“I was a big Celtic fan growing up and my heroes were Henrik Larsson and Co,” Robertson told Arab News ahead of tonight’s first-leg clash 
at Anfield.
“But these heroes who have won the European Cup and Champions League for Liverpool, you have to look up to them — and we want to emulate them and hopefully get a winner’s medal too.
“The club’s won it five times and the history of the club has always been this, the Champions League, where the fans create a special atmosphere and the club challenges for the trophy. It would be unbelievable to be a part of that history.
“This is the highlight for me so far and an incredible feeling, but it just makes you hungry for more. I don’t want it to end.
“As a kid, you sit back and watch how great it would be to play in this competition, let alone in the final.
“I always used to go to Celtic and we didn’t progress very far in the Champions League, but the occasions at Parkhead were always unbelievable.
“The fans at Celtic are incredible, world renowned, but Anfield was unbelievable against Man City and we have another chance for them to create that same atmosphere and hopefully we can put in another great performance.”
Having beaten Pep Guardiola’s City so convincingly, 5-1 over two gripping games, Liverpool will start favorites against Roma.
That is despite the Italians upsetting Barcelona in the previous round with an epic 3-0 win in the second leg after a 4-1 loss at the Nou Camp.
But Robertson will take nothing for granted against a Roma side who last reached the final in 1984 where they were beaten by Liverpool in a penalty shootout at their Stadio Olimpico home.
“Barca are an unbelievable team,” added the Scotland left-back, 24. “But let’s not kid ourselves. For Roma to score three goals against Barcelona, that’s special.
“They’ve been unbelievable this season too in the Champions League and deserve to be in the semifinals. It will definitely not be an easy game.
“But once you get to the semis, the fear of who you are playing has gone because you know how good the teams are.
“It’s like you look forward to the possibility of playing in the final, that’s what drives you forward. We will have fire in our bellies because we are so close to getting there.”
Jurgen Klopp’s men will no doubt be looking to Mohamed Salah to conjure more magic against the club he left in the summer for £36.9 million ($51.5 million).
But Robertson insisted Liverpool are no one-man team and the Egyptian, crowned PFA Player of the Year on Sunday night after scoring 41 goals in an unforgettable campaign, epitomizes a team united and ambitious in their quest for glory.
“He’s just unbelievable,” said Robertson of the frontman.
“In the first half (of the second leg) against Man City we struggled to get him in the game and he wasn’t quite at it. But the second half he was different class and pops up with a goal to help us win it. That’s what he does.
“His goals have been incredible and long may that continue. He’s a great guy, so humble, and for someone who has done so much this season he’s so down to Earth.
“That’s credit to our squad because we don’t let anyone get ahead of themselves.
“Mo is no different, he’s a lovely person and stands for what we are as a team.”

 

HEART OF GOLD

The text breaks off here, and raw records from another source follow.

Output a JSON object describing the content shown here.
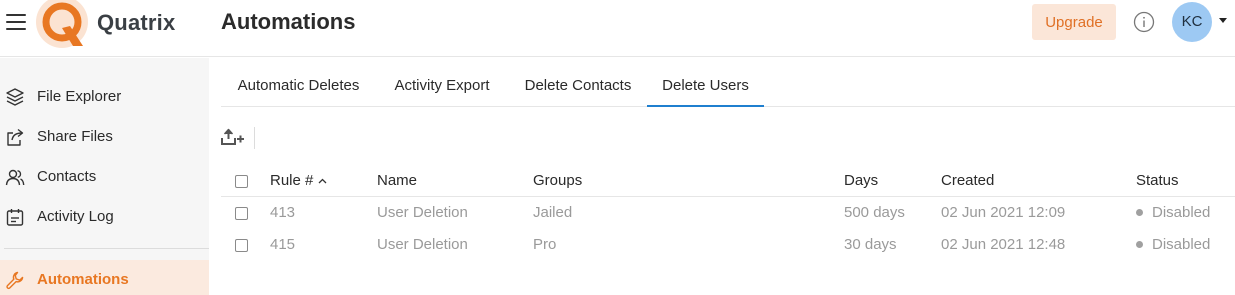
{
  "app": {
    "brand": "Quatrix",
    "page_title": "Automations",
    "upgrade_label": "Upgrade",
    "user_initials": "KC",
    "accent_color": "#e87722",
    "tab_active_color": "#1f7fcf"
  },
  "sidebar": {
    "items": [
      {
        "label": "File Explorer",
        "icon": "layers-icon"
      },
      {
        "label": "Share Files",
        "icon": "share-icon"
      },
      {
        "label": "Contacts",
        "icon": "contacts-icon"
      },
      {
        "label": "Activity Log",
        "icon": "calendar-icon"
      },
      {
        "label": "Automations",
        "icon": "wrench-icon",
        "active": true
      }
    ]
  },
  "tabs": [
    {
      "label": "Automatic Deletes"
    },
    {
      "label": "Activity Export"
    },
    {
      "label": "Delete Contacts"
    },
    {
      "label": "Delete Users",
      "active": true
    }
  ],
  "table": {
    "columns": {
      "rule": "Rule #",
      "name": "Name",
      "groups": "Groups",
      "days": "Days",
      "created": "Created",
      "status": "Status"
    },
    "rows": [
      {
        "rule": "413",
        "name": "User Deletion",
        "groups": "Jailed",
        "days": "500 days",
        "created": "02 Jun 2021 12:09",
        "status": "Disabled"
      },
      {
        "rule": "415",
        "name": "User Deletion",
        "groups": "Pro",
        "days": "30 days",
        "created": "02 Jun 2021 12:48",
        "status": "Disabled"
      }
    ]
  }
}
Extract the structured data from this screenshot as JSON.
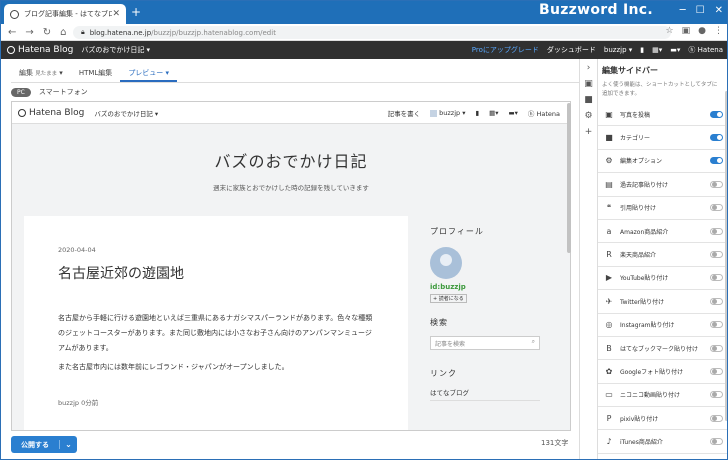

Five years ago Andrew Robertson was playing in the fourth tier of Scottish football with Queen’s Park and earning extra money by selling concert tickets in the corporate offices at Hampden Park.
Last summer he suffered relegation from the Premier League with Hull City before Liverpool signed him for £10 million ($13.9 million).
In a career fraught with setbacks and hardships, he has been grateful, supporting foodbanks that help those in need.
“It’s all about giving something back to the less fortunate,” said Robertson.
“I’m in a fortunate position where I do a job I love and get paid well and it’s nice to give something back, especially in my hometown. I’ll always do that.
“It’s been a great journey for me in my career, and I’ve enjoyed every minute. But I don’t forget where I came from. Maybe it is rare, but a lot more people are doing it now and I hope even more will.”